Your assignment |
Every line of the data below is to be given again as it appears, with the images removed.

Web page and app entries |
____

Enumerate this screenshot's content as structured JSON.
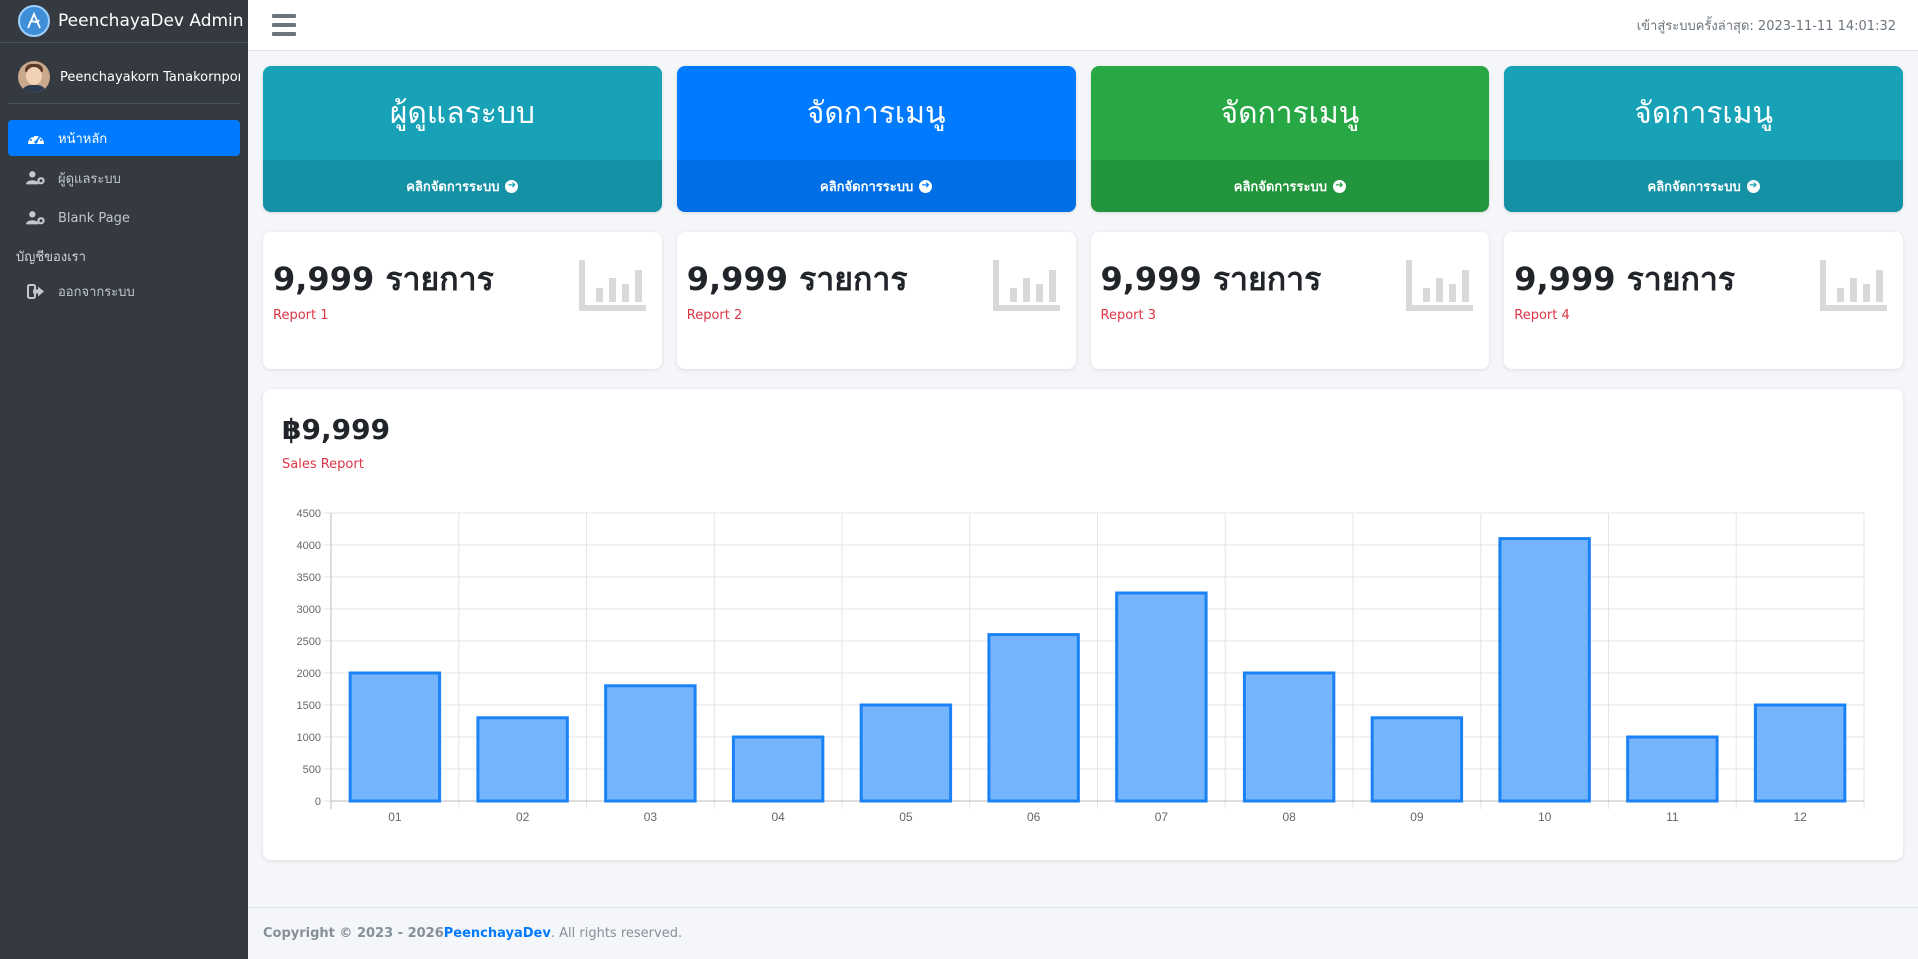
{
  "sidebar": {
    "brand": "PeenchayaDev Admin",
    "user_name": "Peenchayakorn Tanakornporn",
    "items": [
      {
        "label": "หน้าหลัก",
        "icon": "gauge-icon",
        "active": true
      },
      {
        "label": "ผู้ดูแลระบบ",
        "icon": "users-cog-icon",
        "active": false
      },
      {
        "label": "Blank Page",
        "icon": "users-cog-icon",
        "active": false
      }
    ],
    "section_header": "บัญชีของเรา",
    "logout": {
      "label": "ออกจากระบบ",
      "icon": "sign-out-icon"
    }
  },
  "topbar": {
    "last_login": "เข้าสู่ระบบครั้งล่าสุด: 2023-11-11 14:01:32"
  },
  "menu_cards": [
    {
      "title": "ผู้ดูแลระบบ",
      "footer": "คลิกจัดการระบบ",
      "color": "#17a2b8"
    },
    {
      "title": "จัดการเมนู",
      "footer": "คลิกจัดการระบบ",
      "color": "#007bff"
    },
    {
      "title": "จัดการเมนู",
      "footer": "คลิกจัดการระบบ",
      "color": "#28a745"
    },
    {
      "title": "จัดการเมนู",
      "footer": "คลิกจัดการระบบ",
      "color": "#17a2b8"
    }
  ],
  "stat_cards": [
    {
      "value": "9,999 รายการ",
      "label": "Report 1",
      "icon": "chart-bar-icon"
    },
    {
      "value": "9,999 รายการ",
      "label": "Report 2",
      "icon": "chart-bar-icon"
    },
    {
      "value": "9,999 รายการ",
      "label": "Report 3",
      "icon": "chart-bar-icon"
    },
    {
      "value": "9,999 รายการ",
      "label": "Report 4",
      "icon": "chart-bar-icon"
    }
  ],
  "sales": {
    "value": "฿9,999",
    "label": "Sales Report"
  },
  "chart_data": {
    "type": "bar",
    "categories": [
      "01",
      "02",
      "03",
      "04",
      "05",
      "06",
      "07",
      "08",
      "09",
      "10",
      "11",
      "12"
    ],
    "values": [
      2000,
      1300,
      1800,
      1000,
      1500,
      2600,
      3250,
      2000,
      1300,
      4100,
      1000,
      1500
    ],
    "ylim": [
      0,
      4500
    ],
    "yticks": [
      0,
      500,
      1000,
      1500,
      2000,
      2500,
      3000,
      3500,
      4000,
      4500
    ],
    "grid": true,
    "bar_fill": "#75b5fd",
    "bar_stroke": "#1a82f5"
  },
  "footer": {
    "prefix": "Copyright © 2023 - 2026 ",
    "brand": "PeenchayaDev",
    "suffix": ". All rights reserved."
  }
}
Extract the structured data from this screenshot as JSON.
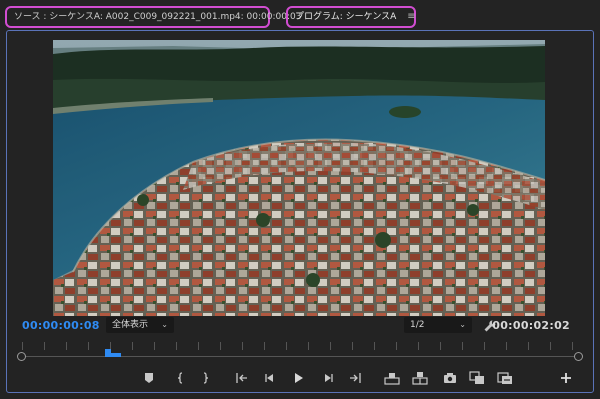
{
  "tabs": {
    "source": {
      "label": "ソース : シーケンスA: A002_C009_092221_001.mp4: 00:00:00:03"
    },
    "program": {
      "label": "プログラム: シーケンスA",
      "menu_icon": "hamburger-menu-icon"
    }
  },
  "monitor": {
    "current_timecode": "00:00:00:08",
    "duration_timecode": "00:00:02:02",
    "fit_select": {
      "value": "全体表示"
    },
    "resolution_select": {
      "value": "1/2"
    }
  },
  "timeline": {
    "playhead_fraction": 0.15
  },
  "transport_icons": [
    "add-marker-icon",
    "mark-in-icon",
    "mark-out-icon",
    "go-to-in-icon",
    "step-back-icon",
    "play-icon",
    "step-forward-icon",
    "go-to-out-icon",
    "lift-icon",
    "extract-icon",
    "export-frame-icon",
    "compare-view-icon",
    "proxy-toggle-icon",
    "button-editor-icon"
  ],
  "colors": {
    "highlight_border": "#d14dd1",
    "panel_border": "#5a73b8",
    "timecode_blue": "#2f8bf3",
    "background": "#232323"
  }
}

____

Answer section |
Enumerate this screenshot's content as structured JSON.
{
  "sidebar": {
    "brand": "PeenchayaDev Admin",
    "user_name": "Peenchayakorn Tanakornporn",
    "items": [
      {
        "label": "หน้าหลัก",
        "icon": "gauge-icon",
        "active": true
      },
      {
        "label": "ผู้ดูแลระบบ",
        "icon": "users-cog-icon",
        "active": false
      },
      {
        "label": "Blank Page",
        "icon": "users-cog-icon",
        "active": false
      }
    ],
    "section_header": "บัญชีของเรา",
    "logout": {
      "label": "ออกจากระบบ",
      "icon": "sign-out-icon"
    }
  },
  "topbar": {
    "last_login": "เข้าสู่ระบบครั้งล่าสุด: 2023-11-11 14:01:32"
  },
  "menu_cards": [
    {
      "title": "ผู้ดูแลระบบ",
      "footer": "คลิกจัดการระบบ",
      "color": "#17a2b8"
    },
    {
      "title": "จัดการเมนู",
      "footer": "คลิกจัดการระบบ",
      "color": "#007bff"
    },
    {
      "title": "จัดการเมนู",
      "footer": "คลิกจัดการระบบ",
      "color": "#28a745"
    },
    {
      "title": "จัดการเมนู",
      "footer": "คลิกจัดการระบบ",
      "color": "#17a2b8"
    }
  ],
  "stat_cards": [
    {
      "value": "9,999 รายการ",
      "label": "Report 1",
      "icon": "chart-bar-icon"
    },
    {
      "value": "9,999 รายการ",
      "label": "Report 2",
      "icon": "chart-bar-icon"
    },
    {
      "value": "9,999 รายการ",
      "label": "Report 3",
      "icon": "chart-bar-icon"
    },
    {
      "value": "9,999 รายการ",
      "label": "Report 4",
      "icon": "chart-bar-icon"
    }
  ],
  "sales": {
    "value": "฿9,999",
    "label": "Sales Report"
  },
  "chart_data": {
    "type": "bar",
    "categories": [
      "01",
      "02",
      "03",
      "04",
      "05",
      "06",
      "07",
      "08",
      "09",
      "10",
      "11",
      "12"
    ],
    "values": [
      2000,
      1300,
      1800,
      1000,
      1500,
      2600,
      3250,
      2000,
      1300,
      4100,
      1000,
      1500
    ],
    "ylim": [
      0,
      4500
    ],
    "yticks": [
      0,
      500,
      1000,
      1500,
      2000,
      2500,
      3000,
      3500,
      4000,
      4500
    ],
    "grid": true,
    "bar_fill": "#75b5fd",
    "bar_stroke": "#1a82f5"
  },
  "footer": {
    "prefix": "Copyright © 2023 - 2026 ",
    "brand": "PeenchayaDev",
    "suffix": ". All rights reserved."
  }
}
Extract the structured data from this screenshot as JSON.
{
  "tabs": {
    "source": {
      "label": "ソース : シーケンスA: A002_C009_092221_001.mp4: 00:00:00:03"
    },
    "program": {
      "label": "プログラム: シーケンスA",
      "menu_icon": "hamburger-menu-icon"
    }
  },
  "monitor": {
    "current_timecode": "00:00:00:08",
    "duration_timecode": "00:00:02:02",
    "fit_select": {
      "value": "全体表示"
    },
    "resolution_select": {
      "value": "1/2"
    }
  },
  "timeline": {
    "playhead_fraction": 0.15
  },
  "transport_icons": [
    "add-marker-icon",
    "mark-in-icon",
    "mark-out-icon",
    "go-to-in-icon",
    "step-back-icon",
    "play-icon",
    "step-forward-icon",
    "go-to-out-icon",
    "lift-icon",
    "extract-icon",
    "export-frame-icon",
    "compare-view-icon",
    "proxy-toggle-icon",
    "button-editor-icon"
  ],
  "colors": {
    "highlight_border": "#d14dd1",
    "panel_border": "#5a73b8",
    "timecode_blue": "#2f8bf3",
    "background": "#232323"
  }
}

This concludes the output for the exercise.